|Clifton Rugby Football Club History||
Frank Alexander Haycroft
2nd Lieutenant Frank Alexander Haycroft - Regiment: Kings Royal Rifles. Killed between 10th and 12th August 1917. 3rd Battle of Ypres.
In 1901 the Haycroft family lived at 28 Sion Hill, Clifton, Bristol. They were
|Charles Haycroft||Head||44||Hide Merchant||Bueno Ayres, Argentina (British Subject)|
|Frank A. Haycroft||Son||10||Bristol|
|Eleanor G. Haycroft||Daug||9||Bristol|
|John R. R. Scott||Visitor||52||Ship Broker||Liverpool|
|Eliza C. Jenkins||Visitor||46||Living on own means||Liverpool|
|Marsha Weeks||Serv||17||Housemaid||Gandyfarth, Glamorgan|
|Eliza H. Roberts||Visitor||30||Nurse||Liverpool|
Above 28 Sion Hill, Clifton.
He died on 10th August 1917
Above Frank Haycroft's name on the War Memorial at St. Paul's Church, Clifton, Bristol.
Above St. Paul's Church, Clifton, Bristol.
Above St. Paul's Church, Clifton from an old postcard.
Kings Royal Rifle Corps Chapter IX

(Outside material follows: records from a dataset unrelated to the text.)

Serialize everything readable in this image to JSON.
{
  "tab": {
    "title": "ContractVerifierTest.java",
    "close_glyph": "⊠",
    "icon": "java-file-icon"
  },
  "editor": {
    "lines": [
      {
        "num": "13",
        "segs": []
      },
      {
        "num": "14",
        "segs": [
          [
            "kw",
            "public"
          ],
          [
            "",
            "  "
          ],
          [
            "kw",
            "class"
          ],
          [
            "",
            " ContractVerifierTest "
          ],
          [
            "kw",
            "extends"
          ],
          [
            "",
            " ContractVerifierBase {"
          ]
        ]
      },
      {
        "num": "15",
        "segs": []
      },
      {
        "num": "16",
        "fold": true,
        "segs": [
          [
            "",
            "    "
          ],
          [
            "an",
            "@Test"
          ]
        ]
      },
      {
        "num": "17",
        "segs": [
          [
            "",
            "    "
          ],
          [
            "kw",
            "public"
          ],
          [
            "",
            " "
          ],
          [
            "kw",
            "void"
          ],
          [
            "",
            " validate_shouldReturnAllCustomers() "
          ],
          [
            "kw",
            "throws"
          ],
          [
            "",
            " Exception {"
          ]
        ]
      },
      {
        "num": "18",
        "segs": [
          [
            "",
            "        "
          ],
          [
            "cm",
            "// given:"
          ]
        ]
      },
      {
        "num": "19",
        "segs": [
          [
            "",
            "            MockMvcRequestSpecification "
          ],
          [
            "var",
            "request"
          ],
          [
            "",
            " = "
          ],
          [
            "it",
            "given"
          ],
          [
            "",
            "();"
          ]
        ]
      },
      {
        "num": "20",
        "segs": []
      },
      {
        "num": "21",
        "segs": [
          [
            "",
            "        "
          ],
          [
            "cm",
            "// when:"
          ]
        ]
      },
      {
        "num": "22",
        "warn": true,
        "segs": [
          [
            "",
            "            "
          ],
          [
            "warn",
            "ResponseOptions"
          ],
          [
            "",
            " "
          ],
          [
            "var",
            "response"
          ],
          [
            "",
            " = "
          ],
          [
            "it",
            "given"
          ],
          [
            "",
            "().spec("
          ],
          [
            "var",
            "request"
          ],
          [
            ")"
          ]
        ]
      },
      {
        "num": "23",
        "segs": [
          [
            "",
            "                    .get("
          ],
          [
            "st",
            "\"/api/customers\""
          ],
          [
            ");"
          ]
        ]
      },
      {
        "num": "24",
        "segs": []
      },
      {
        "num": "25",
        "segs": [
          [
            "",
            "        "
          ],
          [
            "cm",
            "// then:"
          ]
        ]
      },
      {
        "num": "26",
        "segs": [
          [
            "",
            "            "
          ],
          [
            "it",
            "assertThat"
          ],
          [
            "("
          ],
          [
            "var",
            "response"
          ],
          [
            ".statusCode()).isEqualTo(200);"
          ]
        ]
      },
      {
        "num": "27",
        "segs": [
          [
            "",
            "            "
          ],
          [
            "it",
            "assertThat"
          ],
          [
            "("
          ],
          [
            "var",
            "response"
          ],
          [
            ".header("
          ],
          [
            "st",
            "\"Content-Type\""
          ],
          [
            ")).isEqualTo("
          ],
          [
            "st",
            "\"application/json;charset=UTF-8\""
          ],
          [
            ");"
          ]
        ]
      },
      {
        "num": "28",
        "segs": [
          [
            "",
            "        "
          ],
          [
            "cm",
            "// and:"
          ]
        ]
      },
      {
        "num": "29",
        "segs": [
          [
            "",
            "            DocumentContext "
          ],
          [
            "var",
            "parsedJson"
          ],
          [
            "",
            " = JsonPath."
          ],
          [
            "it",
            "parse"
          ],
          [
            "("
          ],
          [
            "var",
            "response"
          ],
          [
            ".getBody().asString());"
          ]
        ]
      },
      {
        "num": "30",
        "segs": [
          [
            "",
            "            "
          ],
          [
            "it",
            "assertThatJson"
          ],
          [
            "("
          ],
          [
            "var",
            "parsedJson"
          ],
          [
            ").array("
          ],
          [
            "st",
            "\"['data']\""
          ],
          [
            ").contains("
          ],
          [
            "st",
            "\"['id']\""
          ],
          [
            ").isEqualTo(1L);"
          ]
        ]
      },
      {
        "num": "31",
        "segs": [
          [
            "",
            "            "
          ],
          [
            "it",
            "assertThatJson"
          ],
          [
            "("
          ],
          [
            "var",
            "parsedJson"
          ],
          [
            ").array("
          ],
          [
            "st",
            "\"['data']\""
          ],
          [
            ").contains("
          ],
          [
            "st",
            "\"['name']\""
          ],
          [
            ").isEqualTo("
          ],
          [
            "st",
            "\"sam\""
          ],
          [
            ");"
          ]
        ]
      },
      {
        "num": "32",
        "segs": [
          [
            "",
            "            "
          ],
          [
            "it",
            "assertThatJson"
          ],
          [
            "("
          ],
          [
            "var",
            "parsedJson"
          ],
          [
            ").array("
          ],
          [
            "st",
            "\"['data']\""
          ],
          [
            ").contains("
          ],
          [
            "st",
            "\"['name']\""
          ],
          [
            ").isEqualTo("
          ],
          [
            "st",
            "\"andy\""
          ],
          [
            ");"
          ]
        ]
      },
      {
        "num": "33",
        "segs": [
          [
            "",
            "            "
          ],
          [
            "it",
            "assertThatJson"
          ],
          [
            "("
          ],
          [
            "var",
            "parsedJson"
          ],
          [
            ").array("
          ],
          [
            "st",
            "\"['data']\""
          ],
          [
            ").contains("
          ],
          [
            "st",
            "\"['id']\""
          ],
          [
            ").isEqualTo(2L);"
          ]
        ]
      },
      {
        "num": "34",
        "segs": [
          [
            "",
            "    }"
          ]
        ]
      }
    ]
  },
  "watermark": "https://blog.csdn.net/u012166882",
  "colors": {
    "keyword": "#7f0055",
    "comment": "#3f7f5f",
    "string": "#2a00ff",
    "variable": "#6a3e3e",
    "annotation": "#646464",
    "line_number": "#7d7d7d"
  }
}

The general result of the fighting of July 31st 1917 and the first two days of August was that the enemy’s front system had been captured practically along the whole front of the attack, the British troops were firmly established on the ground they had gained. Incessant bad weather prevented any renewal of the advance on a big scale before the middle of August, but there was a good deal of local fighting in order to secure the best jumping-off places for the next advance. Especially was this necessary on the front of the X1V Corps, where a foothold had to be secured on the right bank of the Steenbeek, so that the first move of the big operation should not have to include the crossing of that stream.
On August 6th the 20th Division completed the relief of the 38 th in the right sector of the X1V Corps front, and were thus confronted by the Steenbeek proposition. The situation on the front held by the Division was that the enemy were holding the opposite bank of the Steenbeek, while the British line was from 200 to 400 yards short of the stream. The 59 th Brigade took over the line, the 60th and 61st being kept in reserve, the intention being that the 59th Brigade should gain a footing on the other side of the stream by a preliminary operation, where it would be relieved by the other two brigades the day before the big attack. The attack completed, the two brigades which had made it would, in turn, be relieved by the 59th, which would hold the position gained. Subsequent events prevented this scheme being carried out in its entirety.
The 10th K.R.R.C was detailed to carry out the operation of crossing the Steenbeek. The attack was fixed for 4.15a.m. on August 11th. It was to be made by two companies of the Battalion, which were to form up in the open within 200 yards of the stream. Unfortunately, an enemy’s patrol, which had crossed the stream detected our troops in the act of forming up, and turned on a machine gun with very disastrous results, as the right company lost heavily, and was completely disorganised. The operation failed, only small parties ever getting over the stream, and they were never seen again. The casualties in this unfortunate affair were: killed, 8 other ranks; wounded 1 officer and 32 other ranks; missing, 4 officers, of whom 2nd Ltnt. F.A. Haycroft was killed; Captain F.H. Tate died of wounds in German hands; Captain R.L. Jones and 2nd Ltnt. J.M. Lovett (5th N. Staffs, attached) were prisoners of war, and 85 other ranks.
Three days later the operation was successfully carried out by the 10th and 11th Battalions Rifle brigade, six companies being employed this time. Evidently no blame was attached to the 10 th Battalion for their failure, as a few days later we find their Divisional Commander addressing a new draft, and congratulating them on coming to a battalion which ‘always fought well’.